|Location:||Near Versailles. North of Gravois Mills and south of Versailles. Hwy 5, then Rt TT.|
Memorial Day to Labor Day daily 9-17.
Labor Day to Memorial Day daily 9-16.
Adults USD 12, Children (4-12) USD 6.
Groups (15+): Adults USD 6, Children (4-12) USD 3.
|Classification:||Karst cave Silurian limestone (408-438 Ma)|
|Light:||Incandescent Electric Light System|
|Guided tours:||L=1,600 m, D=1 h. Wheelchair accessible.|
|Address:||Jacob's Cave, RT 2 Box 129, 23114 Highway TT, Versailles, MO 65084, +1-573-378-4374. E-mail:|
|As far as we know this information was accurate when it was published (see years in brackets), but may have changed since then.
Please check rates and details directly with the companies in question if you need more recent info.
|08-AUG-1875||discovered by Jacob Craycraft, a lead ore and barite miner.|
|09-AUG-1875||first exploration by Jacob Craycraft.|
|1932||road from Hwy 5 built and cave opened to the public with wooden planks and kerosene lights.|
|1947||purchased by Russell Hall who developed it with concrete paths and electric light.|
|1950||opened for the public.|
|1965||bought by Frank Hurley.|
|1982||entrance building burned down and a new building was erected.|
Jacob's Cave has many interesting speleothems. Soda straws, helictites and special speleothems at the ceiling called sponge works. Many stalagtites, stalagmites, curtains and rimstone pools can be seen too. A room with minerals is called the world's largest geode, although it is actually not a geode.
The cave has a display of prehistoric bones which were discovered during the development of the cave. The were identified as mastodon, bear, and peccary. Archaeological remains are ancient writings which are said to be around 2,000 years old.
It was named after the discoverer, Jacob Craycraft, a miner searching for galena, a lead ore, and barite which is locally called tiff. He was prospecting for a new vein of mineral, together with two other men and a six-year-old boy. They were digging along a fault line just east of todays cave entrance. When they were eating their noon lunch, they began throwing rocks into an animal hole. When larger rocks made hollow sounds, they became curious and opened the cave.

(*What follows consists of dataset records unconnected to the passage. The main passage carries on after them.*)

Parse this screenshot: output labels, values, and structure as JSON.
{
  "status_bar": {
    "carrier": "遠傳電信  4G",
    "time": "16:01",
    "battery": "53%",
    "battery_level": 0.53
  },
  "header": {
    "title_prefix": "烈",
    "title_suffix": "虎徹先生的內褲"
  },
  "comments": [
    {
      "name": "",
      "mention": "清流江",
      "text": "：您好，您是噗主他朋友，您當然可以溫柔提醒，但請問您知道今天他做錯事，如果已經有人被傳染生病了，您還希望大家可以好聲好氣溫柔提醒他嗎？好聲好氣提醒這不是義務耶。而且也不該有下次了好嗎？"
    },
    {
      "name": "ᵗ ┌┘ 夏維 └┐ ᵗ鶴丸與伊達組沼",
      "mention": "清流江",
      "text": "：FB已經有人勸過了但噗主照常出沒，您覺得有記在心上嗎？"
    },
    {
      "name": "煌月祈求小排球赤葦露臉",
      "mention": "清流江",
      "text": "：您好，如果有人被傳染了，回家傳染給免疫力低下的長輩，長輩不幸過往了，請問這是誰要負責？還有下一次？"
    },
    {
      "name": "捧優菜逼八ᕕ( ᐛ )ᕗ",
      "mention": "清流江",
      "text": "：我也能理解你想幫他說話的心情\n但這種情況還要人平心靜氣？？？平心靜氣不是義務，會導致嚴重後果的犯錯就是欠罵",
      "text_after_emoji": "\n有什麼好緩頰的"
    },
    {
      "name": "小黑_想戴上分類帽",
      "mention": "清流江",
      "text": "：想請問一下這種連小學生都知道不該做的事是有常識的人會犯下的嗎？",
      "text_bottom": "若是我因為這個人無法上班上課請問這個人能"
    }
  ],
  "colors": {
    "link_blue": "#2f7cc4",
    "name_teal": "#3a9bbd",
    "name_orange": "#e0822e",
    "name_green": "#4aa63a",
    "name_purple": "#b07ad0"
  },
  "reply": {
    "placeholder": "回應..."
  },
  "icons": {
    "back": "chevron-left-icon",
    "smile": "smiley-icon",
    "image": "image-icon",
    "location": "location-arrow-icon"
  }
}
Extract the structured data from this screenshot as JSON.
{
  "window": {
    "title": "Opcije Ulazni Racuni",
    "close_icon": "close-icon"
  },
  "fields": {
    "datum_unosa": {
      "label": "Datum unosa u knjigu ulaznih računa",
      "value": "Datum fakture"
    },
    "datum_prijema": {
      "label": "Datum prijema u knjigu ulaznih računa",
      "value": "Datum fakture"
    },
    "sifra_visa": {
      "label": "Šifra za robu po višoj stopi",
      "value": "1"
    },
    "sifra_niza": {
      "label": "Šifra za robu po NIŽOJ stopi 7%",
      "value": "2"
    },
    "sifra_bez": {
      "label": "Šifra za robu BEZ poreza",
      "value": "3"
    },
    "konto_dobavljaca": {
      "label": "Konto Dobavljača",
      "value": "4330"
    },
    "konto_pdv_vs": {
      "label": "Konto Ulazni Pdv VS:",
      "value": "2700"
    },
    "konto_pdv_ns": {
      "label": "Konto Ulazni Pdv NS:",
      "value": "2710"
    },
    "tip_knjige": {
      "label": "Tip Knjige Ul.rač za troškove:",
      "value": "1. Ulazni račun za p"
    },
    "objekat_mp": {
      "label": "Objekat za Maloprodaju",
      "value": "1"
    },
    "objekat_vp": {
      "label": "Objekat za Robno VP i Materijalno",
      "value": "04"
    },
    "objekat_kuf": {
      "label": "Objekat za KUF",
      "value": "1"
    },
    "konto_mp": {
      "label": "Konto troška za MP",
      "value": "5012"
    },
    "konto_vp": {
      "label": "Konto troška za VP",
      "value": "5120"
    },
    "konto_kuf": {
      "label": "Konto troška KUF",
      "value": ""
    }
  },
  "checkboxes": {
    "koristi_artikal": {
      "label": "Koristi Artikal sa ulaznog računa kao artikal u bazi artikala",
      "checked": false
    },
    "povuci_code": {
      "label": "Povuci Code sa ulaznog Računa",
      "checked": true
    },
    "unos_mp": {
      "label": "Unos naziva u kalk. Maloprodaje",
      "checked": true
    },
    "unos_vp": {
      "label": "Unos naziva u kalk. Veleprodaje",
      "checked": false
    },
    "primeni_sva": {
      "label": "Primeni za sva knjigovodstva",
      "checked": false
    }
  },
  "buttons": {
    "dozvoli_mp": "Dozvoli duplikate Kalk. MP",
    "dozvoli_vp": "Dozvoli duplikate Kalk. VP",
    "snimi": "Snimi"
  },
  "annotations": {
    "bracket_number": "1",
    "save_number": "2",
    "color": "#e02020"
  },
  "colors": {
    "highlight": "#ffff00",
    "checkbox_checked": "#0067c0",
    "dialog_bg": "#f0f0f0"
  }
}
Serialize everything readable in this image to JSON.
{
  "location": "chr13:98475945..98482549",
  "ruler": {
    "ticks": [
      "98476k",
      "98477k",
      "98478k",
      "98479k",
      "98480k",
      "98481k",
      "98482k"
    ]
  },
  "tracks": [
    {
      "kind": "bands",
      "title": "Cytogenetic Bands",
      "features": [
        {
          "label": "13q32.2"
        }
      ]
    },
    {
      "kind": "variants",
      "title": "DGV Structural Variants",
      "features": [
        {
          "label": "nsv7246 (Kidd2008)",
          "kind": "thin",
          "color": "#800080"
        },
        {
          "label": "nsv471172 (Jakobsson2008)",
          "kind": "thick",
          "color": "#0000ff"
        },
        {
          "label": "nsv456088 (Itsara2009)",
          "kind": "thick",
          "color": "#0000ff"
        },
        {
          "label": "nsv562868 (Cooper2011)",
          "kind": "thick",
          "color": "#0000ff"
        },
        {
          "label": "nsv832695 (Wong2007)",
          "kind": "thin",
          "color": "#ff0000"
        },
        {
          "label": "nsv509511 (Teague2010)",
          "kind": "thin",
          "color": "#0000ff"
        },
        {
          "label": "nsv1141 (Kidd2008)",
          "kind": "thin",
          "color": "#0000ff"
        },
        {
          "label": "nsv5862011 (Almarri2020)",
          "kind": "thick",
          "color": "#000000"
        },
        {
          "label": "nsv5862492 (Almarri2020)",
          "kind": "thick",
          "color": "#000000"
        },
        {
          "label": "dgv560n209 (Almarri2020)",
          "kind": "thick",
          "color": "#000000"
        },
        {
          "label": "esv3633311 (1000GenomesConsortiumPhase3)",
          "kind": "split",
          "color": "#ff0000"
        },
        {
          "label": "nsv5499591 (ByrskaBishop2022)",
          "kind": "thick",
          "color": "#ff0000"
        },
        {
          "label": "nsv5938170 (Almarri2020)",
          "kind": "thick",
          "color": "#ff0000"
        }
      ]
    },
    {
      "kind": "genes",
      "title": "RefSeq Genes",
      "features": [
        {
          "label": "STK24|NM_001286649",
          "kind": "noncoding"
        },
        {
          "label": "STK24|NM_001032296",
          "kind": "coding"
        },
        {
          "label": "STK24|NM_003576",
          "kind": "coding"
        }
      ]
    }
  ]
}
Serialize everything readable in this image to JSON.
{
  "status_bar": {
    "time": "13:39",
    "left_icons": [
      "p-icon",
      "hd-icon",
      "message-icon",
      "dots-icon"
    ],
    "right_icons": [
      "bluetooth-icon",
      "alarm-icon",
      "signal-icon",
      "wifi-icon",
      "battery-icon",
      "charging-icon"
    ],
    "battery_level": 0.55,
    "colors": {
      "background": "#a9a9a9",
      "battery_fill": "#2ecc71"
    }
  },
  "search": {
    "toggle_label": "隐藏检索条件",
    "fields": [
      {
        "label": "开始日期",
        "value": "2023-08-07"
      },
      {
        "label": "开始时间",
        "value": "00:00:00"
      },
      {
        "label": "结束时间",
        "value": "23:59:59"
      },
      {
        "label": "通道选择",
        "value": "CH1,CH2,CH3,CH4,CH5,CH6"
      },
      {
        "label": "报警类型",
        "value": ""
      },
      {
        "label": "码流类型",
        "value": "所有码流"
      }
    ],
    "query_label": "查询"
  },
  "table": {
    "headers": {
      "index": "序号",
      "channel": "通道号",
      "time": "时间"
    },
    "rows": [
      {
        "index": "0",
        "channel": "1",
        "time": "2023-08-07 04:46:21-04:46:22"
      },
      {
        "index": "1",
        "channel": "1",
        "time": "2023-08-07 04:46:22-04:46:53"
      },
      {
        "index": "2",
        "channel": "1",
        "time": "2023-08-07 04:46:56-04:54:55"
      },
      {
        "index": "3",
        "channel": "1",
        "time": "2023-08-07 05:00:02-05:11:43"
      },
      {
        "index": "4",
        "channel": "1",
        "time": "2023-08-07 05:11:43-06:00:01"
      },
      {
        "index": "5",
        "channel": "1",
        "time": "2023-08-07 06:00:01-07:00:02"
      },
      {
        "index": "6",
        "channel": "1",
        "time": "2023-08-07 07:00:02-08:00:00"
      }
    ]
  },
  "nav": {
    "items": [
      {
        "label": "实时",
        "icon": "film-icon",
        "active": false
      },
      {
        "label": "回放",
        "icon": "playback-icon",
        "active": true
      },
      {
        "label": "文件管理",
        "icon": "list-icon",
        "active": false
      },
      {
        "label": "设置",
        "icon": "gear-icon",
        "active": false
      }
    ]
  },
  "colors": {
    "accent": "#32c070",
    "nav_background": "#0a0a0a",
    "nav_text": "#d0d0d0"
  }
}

Jacob Craycraft made a first exploration tour the next day. He visited 800 m and wrote on a formation "Jacob Craycraft, the man who discovered this cave, 1875 August 9th". This early vandalism is now part of the tour. Three more locations were he left his name exist in the cave.
The owner Frank Hurley, who ran this show cave with his family for more than 40 years now is retiring. He is looking for a buyer or at least a leaser.